» Aim of the exercise
Reproduce the listing in full, pictures excluded.

■ ■ ■

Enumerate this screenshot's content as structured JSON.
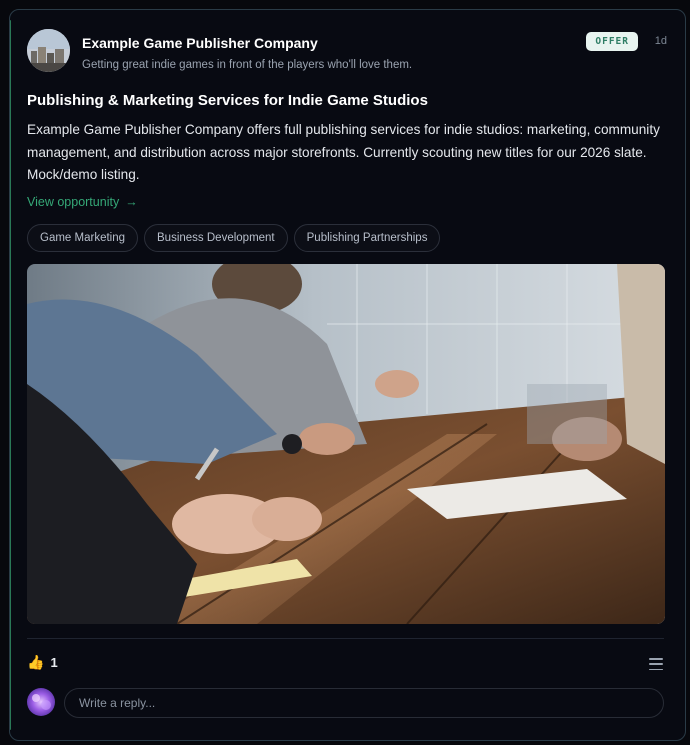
{
  "post": {
    "company_name": "Example Game Publisher Company",
    "tagline": "Getting great indie games in front of the players who'll love them.",
    "badge": "OFFER",
    "age": "1d",
    "title": "Publishing & Marketing Services for Indie Game Studios",
    "description": "Example Game Publisher Company offers full publishing services for indie studios: marketing, community management, and distribution across major storefronts. Currently scouting new titles for our 2026 slate. Mock/demo listing.",
    "view_link": "View opportunity",
    "tags": [
      "Game Marketing",
      "Business Development",
      "Publishing Partnerships"
    ]
  },
  "reactions": {
    "emoji": "👍",
    "count": "1"
  },
  "reply": {
    "placeholder": "Write a reply..."
  },
  "colors": {
    "accent": "#35a877",
    "badge_bg": "#e8f4f0",
    "badge_text": "#2f7e66",
    "card_bg": "#080a12"
  },
  "icons": {
    "link_arrow": "arrow-right-icon",
    "menu": "menu-icon"
  }
}
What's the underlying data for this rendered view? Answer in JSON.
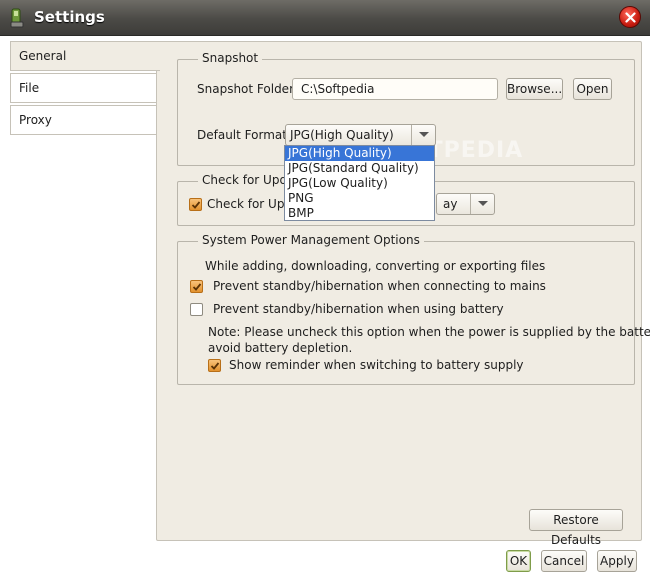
{
  "window": {
    "title": "Settings"
  },
  "tabs": [
    {
      "label": "General",
      "active": true
    },
    {
      "label": "File",
      "active": false
    },
    {
      "label": "Proxy",
      "active": false
    }
  ],
  "snapshot": {
    "group_title": "Snapshot",
    "folder_label": "Snapshot Folder:",
    "folder_value": "C:\\Softpedia",
    "browse_label": "Browse...",
    "open_label": "Open",
    "format_label": "Default Format:",
    "format_value": "JPG(High Quality)",
    "format_options": [
      "JPG(High Quality)",
      "JPG(Standard Quality)",
      "JPG(Low Quality)",
      "PNG",
      "BMP"
    ]
  },
  "updates": {
    "group_title": "Check for Upda",
    "check_label": "Check for Upda",
    "check_checked": true,
    "frequency_value": "ay"
  },
  "power": {
    "group_title": "System Power Management Options",
    "intro": "While adding, downloading, converting or exporting files",
    "mains_label": "Prevent standby/hibernation when connecting to mains",
    "mains_checked": true,
    "battery_label": "Prevent standby/hibernation when using battery",
    "battery_checked": false,
    "note_line1": "Note: Please uncheck this option when the power is supplied by the battery to",
    "note_line2": "avoid battery depletion.",
    "reminder_label": "Show reminder when switching to battery supply",
    "reminder_checked": true
  },
  "buttons": {
    "restore": "Restore Defaults",
    "ok": "OK",
    "cancel": "Cancel",
    "apply": "Apply"
  },
  "watermark": "SOFTPEDIA",
  "colors": {
    "titlebar": "#4b4a46",
    "panel": "#f0ece3",
    "selection": "#3875d7",
    "checkbox": "#e2922e",
    "close": "#c81c10"
  }
}
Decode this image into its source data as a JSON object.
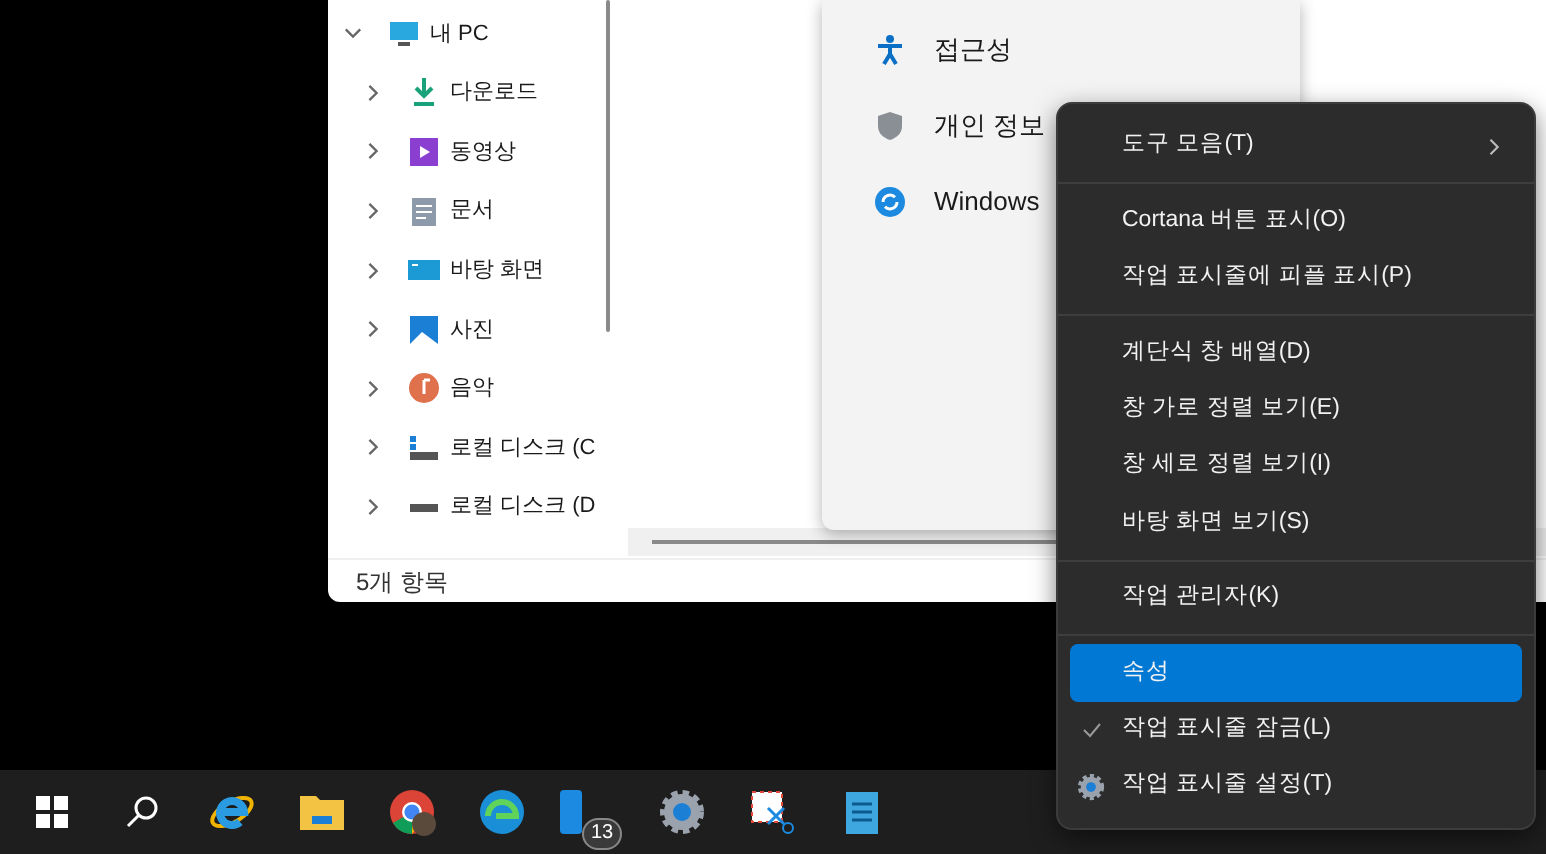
{
  "explorer": {
    "nav_tree": [
      {
        "label": "내 PC",
        "expanded": true,
        "children": [
          {
            "label": "다운로드",
            "expanded": false
          },
          {
            "label": "동영상",
            "expanded": false
          },
          {
            "label": "문서",
            "expanded": false
          },
          {
            "label": "바탕 화면",
            "expanded": false
          },
          {
            "label": "사진",
            "expanded": false
          },
          {
            "label": "음악",
            "expanded": false
          },
          {
            "label": "로컬 디스크 (C",
            "expanded": false
          },
          {
            "label": "로컬 디스크 (D",
            "expanded": false
          }
        ]
      }
    ],
    "status_bar": "5개 항목"
  },
  "flyout": {
    "items": [
      "접근성",
      "개인 정보",
      "Windows"
    ]
  },
  "context_menu": {
    "groups": [
      [
        {
          "label": "도구 모음(T)",
          "kind": "submenu",
          "selected": false,
          "checked": false
        }
      ],
      [
        {
          "label": "Cortana 버튼 표시(O)",
          "kind": "plain",
          "selected": false,
          "checked": false
        },
        {
          "label": "작업 표시줄에 피플 표시(P)",
          "kind": "plain",
          "selected": false,
          "checked": false
        }
      ],
      [
        {
          "label": "계단식 창 배열(D)",
          "kind": "plain",
          "selected": false,
          "checked": false
        },
        {
          "label": "창 가로 정렬 보기(E)",
          "kind": "plain",
          "selected": false,
          "checked": false
        },
        {
          "label": "창 세로 정렬 보기(I)",
          "kind": "plain",
          "selected": false,
          "checked": false
        },
        {
          "label": "바탕 화면 보기(S)",
          "kind": "plain",
          "selected": false,
          "checked": false
        }
      ],
      [
        {
          "label": "작업 관리자(K)",
          "kind": "plain",
          "selected": false,
          "checked": false
        }
      ],
      [
        {
          "label": "속성",
          "kind": "plain",
          "selected": true,
          "checked": false
        },
        {
          "label": "작업 표시줄 잠금(L)",
          "kind": "plain",
          "selected": false,
          "checked": true
        },
        {
          "label": "작업 표시줄 설정(T)",
          "kind": "settings",
          "selected": false,
          "checked": false
        }
      ]
    ]
  },
  "taskbar": {
    "badge": "13"
  }
}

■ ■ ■

» Answer to this task
Enumerate this screenshot's content as structured JSON.
{
  "post": {
    "company_name": "Example Game Publisher Company",
    "tagline": "Getting great indie games in front of the players who'll love them.",
    "badge": "OFFER",
    "age": "1d",
    "title": "Publishing & Marketing Services for Indie Game Studios",
    "description": "Example Game Publisher Company offers full publishing services for indie studios: marketing, community management, and distribution across major storefronts. Currently scouting new titles for our 2026 slate. Mock/demo listing.",
    "view_link": "View opportunity",
    "tags": [
      "Game Marketing",
      "Business Development",
      "Publishing Partnerships"
    ]
  },
  "reactions": {
    "emoji": "👍",
    "count": "1"
  },
  "reply": {
    "placeholder": "Write a reply..."
  },
  "colors": {
    "accent": "#35a877",
    "badge_bg": "#e8f4f0",
    "badge_text": "#2f7e66",
    "card_bg": "#080a12"
  },
  "icons": {
    "link_arrow": "arrow-right-icon",
    "menu": "menu-icon"
  }
}
What's the underlying data for this rendered view? Answer in JSON.
{
  "window": {
    "title": "Settings"
  },
  "tabs": [
    {
      "label": "General",
      "active": true
    },
    {
      "label": "File",
      "active": false
    },
    {
      "label": "Proxy",
      "active": false
    }
  ],
  "snapshot": {
    "group_title": "Snapshot",
    "folder_label": "Snapshot Folder:",
    "folder_value": "C:\\Softpedia",
    "browse_label": "Browse...",
    "open_label": "Open",
    "format_label": "Default Format:",
    "format_value": "JPG(High Quality)",
    "format_options": [
      "JPG(High Quality)",
      "JPG(Standard Quality)",
      "JPG(Low Quality)",
      "PNG",
      "BMP"
    ]
  },
  "updates": {
    "group_title": "Check for Upda",
    "check_label": "Check for Upda",
    "check_checked": true,
    "frequency_value": "ay"
  },
  "power": {
    "group_title": "System Power Management Options",
    "intro": "While adding, downloading, converting or exporting files",
    "mains_label": "Prevent standby/hibernation when connecting to mains",
    "mains_checked": true,
    "battery_label": "Prevent standby/hibernation when using battery",
    "battery_checked": false,
    "note_line1": "Note: Please uncheck this option when the power is supplied by the battery to",
    "note_line2": "avoid battery depletion.",
    "reminder_label": "Show reminder when switching to battery supply",
    "reminder_checked": true
  },
  "buttons": {
    "restore": "Restore Defaults",
    "ok": "OK",
    "cancel": "Cancel",
    "apply": "Apply"
  },
  "watermark": "SOFTPEDIA",
  "colors": {
    "titlebar": "#4b4a46",
    "panel": "#f0ece3",
    "selection": "#3875d7",
    "checkbox": "#e2922e",
    "close": "#c81c10"
  }
}
Decode this image into its source data as a JSON object.
{
  "explorer": {
    "nav_tree": [
      {
        "label": "내 PC",
        "expanded": true,
        "children": [
          {
            "label": "다운로드",
            "expanded": false
          },
          {
            "label": "동영상",
            "expanded": false
          },
          {
            "label": "문서",
            "expanded": false
          },
          {
            "label": "바탕 화면",
            "expanded": false
          },
          {
            "label": "사진",
            "expanded": false
          },
          {
            "label": "음악",
            "expanded": false
          },
          {
            "label": "로컬 디스크 (C",
            "expanded": false
          },
          {
            "label": "로컬 디스크 (D",
            "expanded": false
          }
        ]
      }
    ],
    "status_bar": "5개 항목"
  },
  "flyout": {
    "items": [
      "접근성",
      "개인 정보",
      "Windows"
    ]
  },
  "context_menu": {
    "groups": [
      [
        {
          "label": "도구 모음(T)",
          "kind": "submenu",
          "selected": false,
          "checked": false
        }
      ],
      [
        {
          "label": "Cortana 버튼 표시(O)",
          "kind": "plain",
          "selected": false,
          "checked": false
        },
        {
          "label": "작업 표시줄에 피플 표시(P)",
          "kind": "plain",
          "selected": false,
          "checked": false
        }
      ],
      [
        {
          "label": "계단식 창 배열(D)",
          "kind": "plain",
          "selected": false,
          "checked": false
        },
        {
          "label": "창 가로 정렬 보기(E)",
          "kind": "plain",
          "selected": false,
          "checked": false
        },
        {
          "label": "창 세로 정렬 보기(I)",
          "kind": "plain",
          "selected": false,
          "checked": false
        },
        {
          "label": "바탕 화면 보기(S)",
          "kind": "plain",
          "selected": false,
          "checked": false
        }
      ],
      [
        {
          "label": "작업 관리자(K)",
          "kind": "plain",
          "selected": false,
          "checked": false
        }
      ],
      [
        {
          "label": "속성",
          "kind": "plain",
          "selected": true,
          "checked": false
        },
        {
          "label": "작업 표시줄 잠금(L)",
          "kind": "plain",
          "selected": false,
          "checked": true
        },
        {
          "label": "작업 표시줄 설정(T)",
          "kind": "settings",
          "selected": false,
          "checked": false
        }
      ]
    ]
  },
  "taskbar": {
    "badge": "13"
  }
}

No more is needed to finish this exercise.